Source material Start Marker

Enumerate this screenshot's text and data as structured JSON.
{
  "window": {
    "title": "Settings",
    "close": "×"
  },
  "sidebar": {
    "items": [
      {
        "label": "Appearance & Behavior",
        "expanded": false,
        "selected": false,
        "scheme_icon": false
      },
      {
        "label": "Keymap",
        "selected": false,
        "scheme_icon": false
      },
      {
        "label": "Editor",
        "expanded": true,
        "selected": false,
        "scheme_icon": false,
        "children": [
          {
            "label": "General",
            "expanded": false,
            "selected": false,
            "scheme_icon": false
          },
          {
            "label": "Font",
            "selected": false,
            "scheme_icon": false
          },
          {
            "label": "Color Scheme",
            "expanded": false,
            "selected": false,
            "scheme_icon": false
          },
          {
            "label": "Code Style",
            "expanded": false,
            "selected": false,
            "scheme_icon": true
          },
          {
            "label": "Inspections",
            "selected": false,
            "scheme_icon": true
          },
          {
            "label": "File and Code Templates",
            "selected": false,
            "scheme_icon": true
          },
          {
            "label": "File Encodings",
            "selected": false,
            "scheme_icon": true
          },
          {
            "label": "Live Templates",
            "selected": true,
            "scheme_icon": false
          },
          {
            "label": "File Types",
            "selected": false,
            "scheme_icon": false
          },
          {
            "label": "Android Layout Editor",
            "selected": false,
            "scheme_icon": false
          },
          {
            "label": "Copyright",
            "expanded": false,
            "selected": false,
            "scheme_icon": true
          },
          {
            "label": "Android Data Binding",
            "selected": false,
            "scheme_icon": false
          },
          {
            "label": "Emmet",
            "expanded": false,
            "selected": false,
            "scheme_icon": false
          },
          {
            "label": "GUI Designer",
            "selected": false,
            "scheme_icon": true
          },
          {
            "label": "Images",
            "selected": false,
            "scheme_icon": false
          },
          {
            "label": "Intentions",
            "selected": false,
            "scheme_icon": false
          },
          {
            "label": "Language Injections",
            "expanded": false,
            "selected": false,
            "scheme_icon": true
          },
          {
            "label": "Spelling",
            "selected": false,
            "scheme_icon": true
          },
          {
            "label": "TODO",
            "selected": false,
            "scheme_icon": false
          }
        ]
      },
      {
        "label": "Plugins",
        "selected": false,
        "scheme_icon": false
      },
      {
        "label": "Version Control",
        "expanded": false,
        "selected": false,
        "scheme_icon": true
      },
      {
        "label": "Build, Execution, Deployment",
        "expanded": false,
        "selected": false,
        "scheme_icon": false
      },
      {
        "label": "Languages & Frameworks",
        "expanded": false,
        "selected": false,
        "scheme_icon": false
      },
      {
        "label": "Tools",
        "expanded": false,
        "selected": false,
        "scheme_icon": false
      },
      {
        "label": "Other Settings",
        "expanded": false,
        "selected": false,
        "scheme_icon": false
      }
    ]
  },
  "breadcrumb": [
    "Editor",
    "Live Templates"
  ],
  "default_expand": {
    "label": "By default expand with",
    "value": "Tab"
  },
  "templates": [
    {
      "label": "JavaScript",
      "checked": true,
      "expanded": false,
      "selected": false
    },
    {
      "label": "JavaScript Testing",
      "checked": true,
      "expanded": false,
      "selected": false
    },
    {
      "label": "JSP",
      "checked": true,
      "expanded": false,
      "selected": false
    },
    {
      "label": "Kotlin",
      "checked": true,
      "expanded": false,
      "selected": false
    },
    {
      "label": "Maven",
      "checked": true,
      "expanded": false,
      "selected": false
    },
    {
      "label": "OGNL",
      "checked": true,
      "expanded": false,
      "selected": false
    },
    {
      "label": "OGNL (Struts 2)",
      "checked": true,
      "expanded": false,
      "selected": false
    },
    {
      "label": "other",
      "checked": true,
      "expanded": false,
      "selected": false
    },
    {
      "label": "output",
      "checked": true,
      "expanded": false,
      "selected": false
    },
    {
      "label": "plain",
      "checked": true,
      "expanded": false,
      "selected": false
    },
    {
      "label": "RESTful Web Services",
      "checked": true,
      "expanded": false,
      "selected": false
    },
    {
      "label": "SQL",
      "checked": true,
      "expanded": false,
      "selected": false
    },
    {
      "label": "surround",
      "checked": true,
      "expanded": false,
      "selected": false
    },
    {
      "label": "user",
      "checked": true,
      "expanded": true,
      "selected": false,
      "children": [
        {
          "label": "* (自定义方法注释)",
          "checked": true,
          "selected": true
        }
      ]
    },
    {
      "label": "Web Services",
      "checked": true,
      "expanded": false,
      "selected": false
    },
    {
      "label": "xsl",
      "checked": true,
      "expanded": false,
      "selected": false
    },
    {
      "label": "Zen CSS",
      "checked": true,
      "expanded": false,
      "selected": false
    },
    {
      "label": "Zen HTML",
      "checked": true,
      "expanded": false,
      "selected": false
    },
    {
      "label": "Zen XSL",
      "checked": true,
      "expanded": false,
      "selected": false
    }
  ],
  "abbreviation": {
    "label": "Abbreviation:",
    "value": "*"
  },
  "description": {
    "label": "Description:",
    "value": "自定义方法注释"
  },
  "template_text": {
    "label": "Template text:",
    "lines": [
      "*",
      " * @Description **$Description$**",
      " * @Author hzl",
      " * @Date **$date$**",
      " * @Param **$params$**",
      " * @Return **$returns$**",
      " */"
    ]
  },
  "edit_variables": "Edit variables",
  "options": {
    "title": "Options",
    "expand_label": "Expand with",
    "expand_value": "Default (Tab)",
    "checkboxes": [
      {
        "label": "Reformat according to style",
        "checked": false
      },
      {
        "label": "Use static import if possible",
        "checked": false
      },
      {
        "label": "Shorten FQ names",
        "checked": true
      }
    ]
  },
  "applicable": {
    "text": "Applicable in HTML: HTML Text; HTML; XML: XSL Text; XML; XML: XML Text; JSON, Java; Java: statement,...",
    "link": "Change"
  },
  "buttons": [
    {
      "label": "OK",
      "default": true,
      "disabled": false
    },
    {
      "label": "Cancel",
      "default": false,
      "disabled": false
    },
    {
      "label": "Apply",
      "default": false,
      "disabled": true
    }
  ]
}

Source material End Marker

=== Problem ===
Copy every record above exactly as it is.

=== Exercise answer ===
Enumerate this screenshot's text and data as structured JSON.
{
  "window": {
    "title": "Settings",
    "close": "×"
  },
  "sidebar": {
    "items": [
      {
        "label": "Appearance & Behavior",
        "expanded": false,
        "selected": false,
        "scheme_icon": false
      },
      {
        "label": "Keymap",
        "selected": false,
        "scheme_icon": false
      },
      {
        "label": "Editor",
        "expanded": true,
        "selected": false,
        "scheme_icon": false,
        "children": [
          {
            "label": "General",
            "expanded": false,
            "selected": false,
            "scheme_icon": false
          },
          {
            "label": "Font",
            "selected": false,
            "scheme_icon": false
          },
          {
            "label": "Color Scheme",
            "expanded": false,
            "selected": false,
            "scheme_icon": false
          },
          {
            "label": "Code Style",
            "expanded": false,
            "selected": false,
            "scheme_icon": true
          },
          {
            "label": "Inspections",
            "selected": false,
            "scheme_icon": true
          },
          {
            "label": "File and Code Templates",
            "selected": false,
            "scheme_icon": true
          },
          {
            "label": "File Encodings",
            "selected": false,
            "scheme_icon": true
          },
          {
            "label": "Live Templates",
            "selected": true,
            "scheme_icon": false
          },
          {
            "label": "File Types",
            "selected": false,
            "scheme_icon": false
          },
          {
            "label": "Android Layout Editor",
            "selected": false,
            "scheme_icon": false
          },
          {
            "label": "Copyright",
            "expanded": false,
            "selected": false,
            "scheme_icon": true
          },
          {
            "label": "Android Data Binding",
            "selected": false,
            "scheme_icon": false
          },
          {
            "label": "Emmet",
            "expanded": false,
            "selected": false,
            "scheme_icon": false
          },
          {
            "label": "GUI Designer",
            "selected": false,
            "scheme_icon": true
          },
          {
            "label": "Images",
            "selected": false,
            "scheme_icon": false
          },
          {
            "label": "Intentions",
            "selected": false,
            "scheme_icon": false
          },
          {
            "label": "Language Injections",
            "expanded": false,
            "selected": false,
            "scheme_icon": true
          },
          {
            "label": "Spelling",
            "selected": false,
            "scheme_icon": true
          },
          {
            "label": "TODO",
            "selected": false,
            "scheme_icon": false
          }
        ]
      },
      {
        "label": "Plugins",
        "selected": false,
        "scheme_icon": false
      },
      {
        "label": "Version Control",
        "expanded": false,
        "selected": false,
        "scheme_icon": true
      },
      {
        "label": "Build, Execution, Deployment",
        "expanded": false,
        "selected": false,
        "scheme_icon": false
      },
      {
        "label": "Languages & Frameworks",
        "expanded": false,
        "selected": false,
        "scheme_icon": false
      },
      {
        "label": "Tools",
        "expanded": false,
        "selected": false,
        "scheme_icon": false
      },
      {
        "label": "Other Settings",
        "expanded": false,
        "selected": false,
        "scheme_icon": false
      }
    ]
  },
  "breadcrumb": [
    "Editor",
    "Live Templates"
  ],
  "default_expand": {
    "label": "By default expand with",
    "value": "Tab"
  },
  "templates": [
    {
      "label": "JavaScript",
      "checked": true,
      "expanded": false,
      "selected": false
    },
    {
      "label": "JavaScript Testing",
      "checked": true,
      "expanded": false,
      "selected": false
    },
    {
      "label": "JSP",
      "checked": true,
      "expanded": false,
      "selected": false
    },
    {
      "label": "Kotlin",
      "checked": true,
      "expanded": false,
      "selected": false
    },
    {
      "label": "Maven",
      "checked": true,
      "expanded": false,
      "selected": false
    },
    {
      "label": "OGNL",
      "checked": true,
      "expanded": false,
      "selected": false
    },
    {
      "label": "OGNL (Struts 2)",
      "checked": true,
      "expanded": false,
      "selected": false
    },
    {
      "label": "other",
      "checked": true,
      "expanded": false,
      "selected": false
    },
    {
      "label": "output",
      "checked": true,
      "expanded": false,
      "selected": false
    },
    {
      "label": "plain",
      "checked": true,
      "expanded": false,
      "selected": false
    },
    {
      "label": "RESTful Web Services",
      "checked": true,
      "expanded": false,
      "selected": false
    },
    {
      "label": "SQL",
      "checked": true,
      "expanded": false,
      "selected": false
    },
    {
      "label": "surround",
      "checked": true,
      "expanded": false,
      "selected": false
    },
    {
      "label": "user",
      "checked": true,
      "expanded": true,
      "selected": false,
      "children": [
        {
          "label": "* (自定义方法注释)",
          "checked": true,
          "selected": true
        }
      ]
    },
    {
      "label": "Web Services",
      "checked": true,
      "expanded": false,
      "selected": false
    },
    {
      "label": "xsl",
      "checked": true,
      "expanded": false,
      "selected": false
    },
    {
      "label": "Zen CSS",
      "checked": true,
      "expanded": false,
      "selected": false
    },
    {
      "label": "Zen HTML",
      "checked": true,
      "expanded": false,
      "selected": false
    },
    {
      "label": "Zen XSL",
      "checked": true,
      "expanded": false,
      "selected": false
    }
  ],
  "abbreviation": {
    "label": "Abbreviation:",
    "value": "*"
  },
  "description": {
    "label": "Description:",
    "value": "自定义方法注释"
  },
  "template_text": {
    "label": "Template text:",
    "lines": [
      "*",
      " * @Description **$Description$**",
      " * @Author hzl",
      " * @Date **$date$**",
      " * @Param **$params$**",
      " * @Return **$returns$**",
      " */"
    ]
  },
  "edit_variables": "Edit variables",
  "options": {
    "title": "Options",
    "expand_label": "Expand with",
    "expand_value": "Default (Tab)",
    "checkboxes": [
      {
        "label": "Reformat according to style",
        "checked": false
      },
      {
        "label": "Use static import if possible",
        "checked": false
      },
      {
        "label": "Shorten FQ names",
        "checked": true
      }
    ]
  },
  "applicable": {
    "text": "Applicable in HTML: HTML Text; HTML; XML: XSL Text; XML; XML: XML Text; JSON, Java; Java: statement,...",
    "link": "Change"
  },
  "buttons": [
    {
      "label": "OK",
      "default": true,
      "disabled": false
    },
    {
      "label": "Cancel",
      "default": false,
      "disabled": false
    },
    {
      "label": "Apply",
      "default": false,
      "disabled": true
    }
  ]
}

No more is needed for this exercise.